With many forms of communication in the workplace, emails are often overlooked as an important medium of communication. However, writing an effective email is still an important skill to learn because a large portion of communication in the current workforce comes from emails. So if you are wondering how to write emails well, then keep on reading.
Write a good subject line
Subject lines are the first thing receivers see when they get your email, so try to make the subject line meaningful so that they can take your email seriously and also have a good indication of what the email will be before they open it. If they are able to distinguish what the content of your email is from the subject line, then they can easily see whether your email is worth opening up immediately. This will lead to better prioritisation as they will know which emails to look at first. For example, having an email titled “meeting room confirmed for next Monday” is far more useful than “the room you wanted”, “confirmation done” or “[blank]”.
Make sure you identify yourself
Not all workers are close friends who know each other well. So if you are going to send an email to another worker, then send from an email that has your name in it so that the recipient can identify who you are before they open the email. If you do not have an email that clearly identifies who you are, then make up for it by introducing yourself in your opening statement. Try not to leave the recipient guessing as they are likely going to lose interest or not open up the email at all.
Keep the message concise
We all know that workers tend to lead busy lives, with emails coming through multiple times a day and other duties to perform. Because of this, workers often have relatively short attention span. Thus, keep your message concise and straight to the point, focusing mainly on your purpose of writing the email, using dot points and short paragraphs if possible, and try not to add too many attachments. All of these tips will make sure your recipient understands the scope of your email without losing focus, which will lower chances of mistakes and miscommunication.

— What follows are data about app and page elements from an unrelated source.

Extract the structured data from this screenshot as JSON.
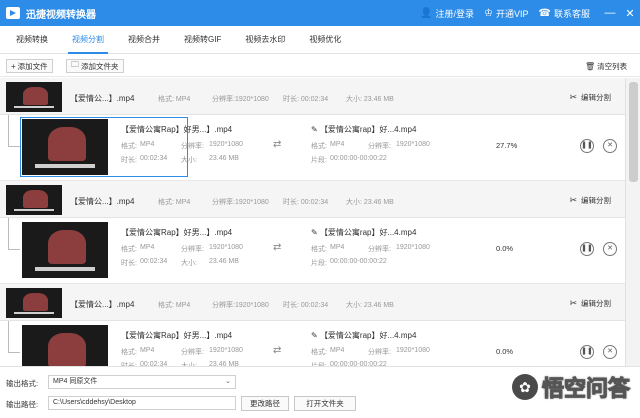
{
  "app": {
    "title": "迅捷视频转换器"
  },
  "header": {
    "login": "注册/登录",
    "vip": "开通VIP",
    "support": "联系客服"
  },
  "tabs": [
    {
      "label": "视频转换"
    },
    {
      "label": "视频分割"
    },
    {
      "label": "视频合并"
    },
    {
      "label": "视频转GIF"
    },
    {
      "label": "视频去水印"
    },
    {
      "label": "视频优化"
    }
  ],
  "toolbar": {
    "add_file": "添加文件",
    "add_folder": "添加文件夹",
    "clear_list": "清空列表"
  },
  "labels": {
    "format": "格式: MP4",
    "resolution": "分辨率:1920*1080",
    "duration": "时长: 00:02:34",
    "size": "大小: 23.46 MB",
    "edit_split": "编辑分割",
    "seg_format_key": "格式:",
    "seg_format_val": "MP4",
    "seg_res_key": "分辨率:",
    "seg_res_val": "1920*1080",
    "seg_dur_key": "时长:",
    "seg_dur_val": "00:02:34",
    "seg_size_key": "大小:",
    "seg_size_val": "23.46 MB",
    "out_cut_key": "片段:",
    "out_cut_val": "00:00:00-00:00:22"
  },
  "groups": [
    {
      "name": "【爱情公...】.mp4"
    },
    {
      "name": "【爱情公...】.mp4"
    },
    {
      "name": "【爱情公...】.mp4"
    },
    {
      "name": "【爱情公...】.mp4"
    }
  ],
  "segments": [
    {
      "name": "【爱情公寓Rap】好男...】.mp4",
      "output": "【爱情公寓rap】好...4.mp4",
      "progress": "27.7%"
    },
    {
      "name": "【爱情公寓Rap】好男...】.mp4",
      "output": "【爱情公寓rap】好...4.mp4",
      "progress": "0.0%"
    },
    {
      "name": "【爱情公寓Rap】好男...】.mp4",
      "output": "【爱情公寓rap】好...4.mp4",
      "progress": "0.0%"
    }
  ],
  "bottom": {
    "format_label": "输出格式:",
    "format_value": "MP4  同原文件",
    "path_label": "输出路径:",
    "path_value": "C:\\Users\\cddehsy\\Desktop",
    "change_path": "更改路径",
    "open_folder": "打开文件夹"
  },
  "watermark": {
    "text": "悟空问答"
  },
  "colors": {
    "accent": "#2d8ce8"
  }
}
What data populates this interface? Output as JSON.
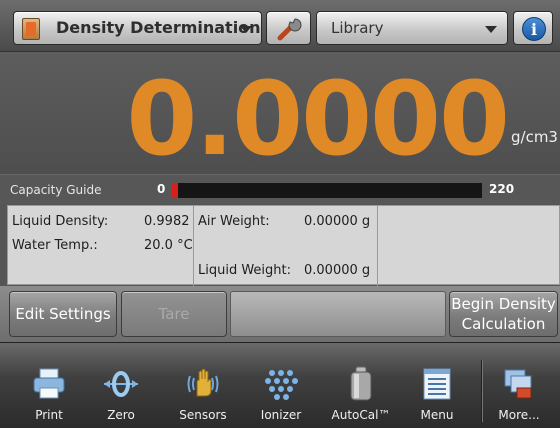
{
  "topbar": {
    "app_label": "Density Determination",
    "library_label": "Library",
    "info_symbol": "i",
    "app_icon": "beaker-icon",
    "settings_icon": "wrench-icon"
  },
  "display": {
    "reading": "0.0000",
    "unit": "g/cm3",
    "reading_color": "#e08a27"
  },
  "capacity": {
    "label": "Capacity Guide",
    "min": "0",
    "max": "220",
    "fill_fraction": 0.02
  },
  "info": {
    "liquid_density_label": "Liquid Density:",
    "liquid_density_value": "0.9982",
    "water_temp_label": "Water Temp.:",
    "water_temp_value": "20.0 °C",
    "air_weight_label": "Air Weight:",
    "air_weight_value": "0.00000 g",
    "liquid_weight_label": "Liquid Weight:",
    "liquid_weight_value": "0.00000 g"
  },
  "buttons": {
    "edit": "Edit Settings",
    "tare": "Tare",
    "begin_line1": "Begin Density",
    "begin_line2": "Calculation"
  },
  "toolbar": {
    "items": [
      {
        "label": "Print",
        "icon": "printer-icon"
      },
      {
        "label": "Zero",
        "icon": "zero-icon"
      },
      {
        "label": "Sensors",
        "icon": "hand-sensor-icon"
      },
      {
        "label": "Ionizer",
        "icon": "ionizer-icon"
      },
      {
        "label": "AutoCal™",
        "icon": "calibration-weight-icon"
      },
      {
        "label": "Menu",
        "icon": "menu-icon"
      },
      {
        "label": "More...",
        "icon": "more-icon"
      }
    ]
  }
}
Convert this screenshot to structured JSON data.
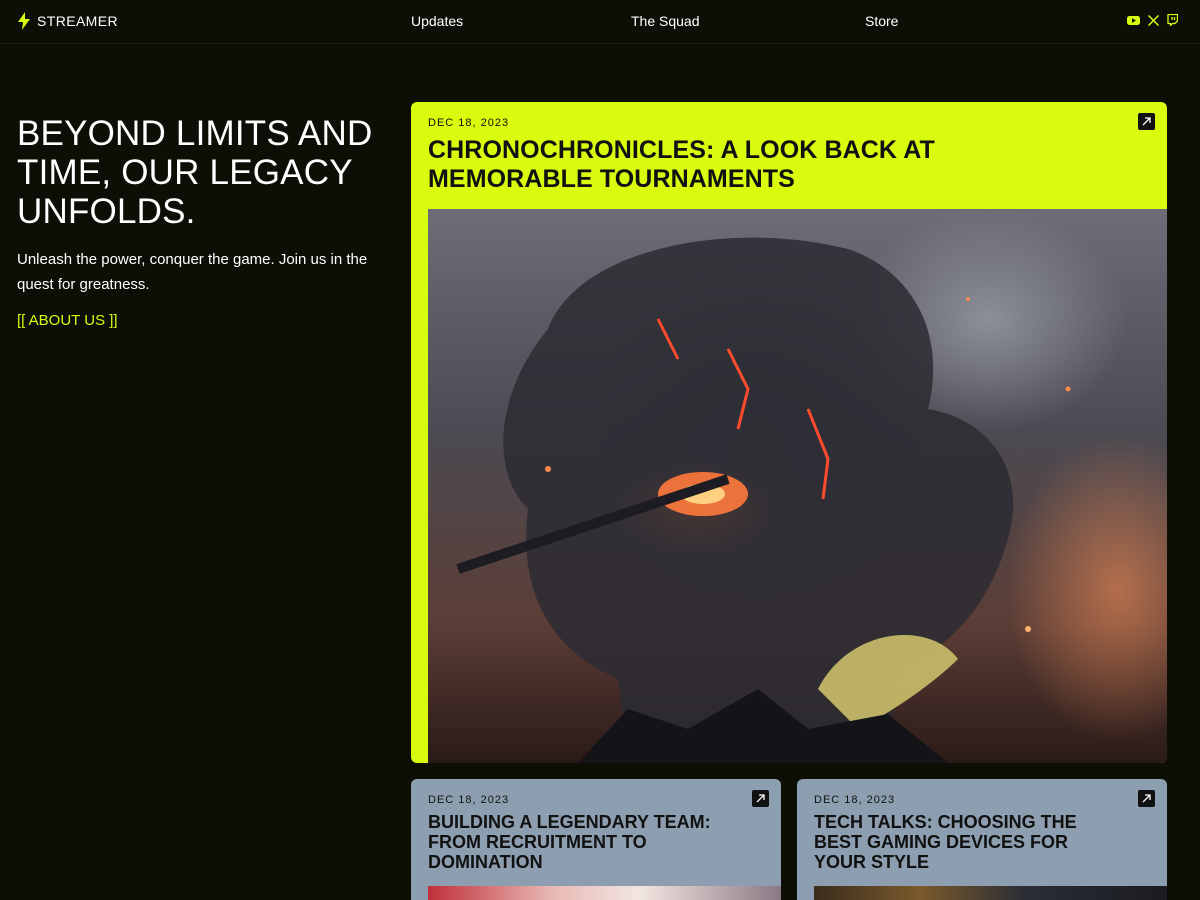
{
  "brand": {
    "name": "STREAMER",
    "accent": "#d8fb12"
  },
  "nav": {
    "links": [
      "Updates",
      "The Squad",
      "Store"
    ],
    "socials": [
      "youtube-icon",
      "x-icon",
      "twitch-icon"
    ]
  },
  "hero": {
    "title": "BEYOND LIMITS AND TIME, OUR LEGACY UNFOLDS.",
    "subtitle": "Unleash the power, conquer the game. Join us in the quest for greatness.",
    "about_link": "[[ ABOUT US ]]"
  },
  "featured": {
    "date": "DEC 18, 2023",
    "title": "CHRONOCHRONICLES: A LOOK BACK AT MEMORABLE TOURNAMENTS",
    "background": "#d8fb0e"
  },
  "cards": [
    {
      "date": "DEC 18, 2023",
      "title": "BUILDING A LEGENDARY TEAM: FROM RECRUITMENT TO DOMINATION"
    },
    {
      "date": "DEC 18, 2023",
      "title": "TECH TALKS: CHOOSING THE BEST GAMING DEVICES FOR YOUR STYLE"
    }
  ],
  "card_background": "#8c9eaf"
}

While we have just mentioned the importance of keeping messages brief, it is equally as important to be polite. Be concise, but not so blunt that you may come off as rude. For example, you would rather say, “Please tell me the security answers for the website. Thank you.” than “give me the security answers.”
Edit your email before sending
Regardless of who you are writing for, proofreading is always essential. This is particularly important in the workplace as a simple miscommunication can lead to greater errors later on. So always look over your email once when you are done and edit your structure or any phrases that may be interpreted the wrong way.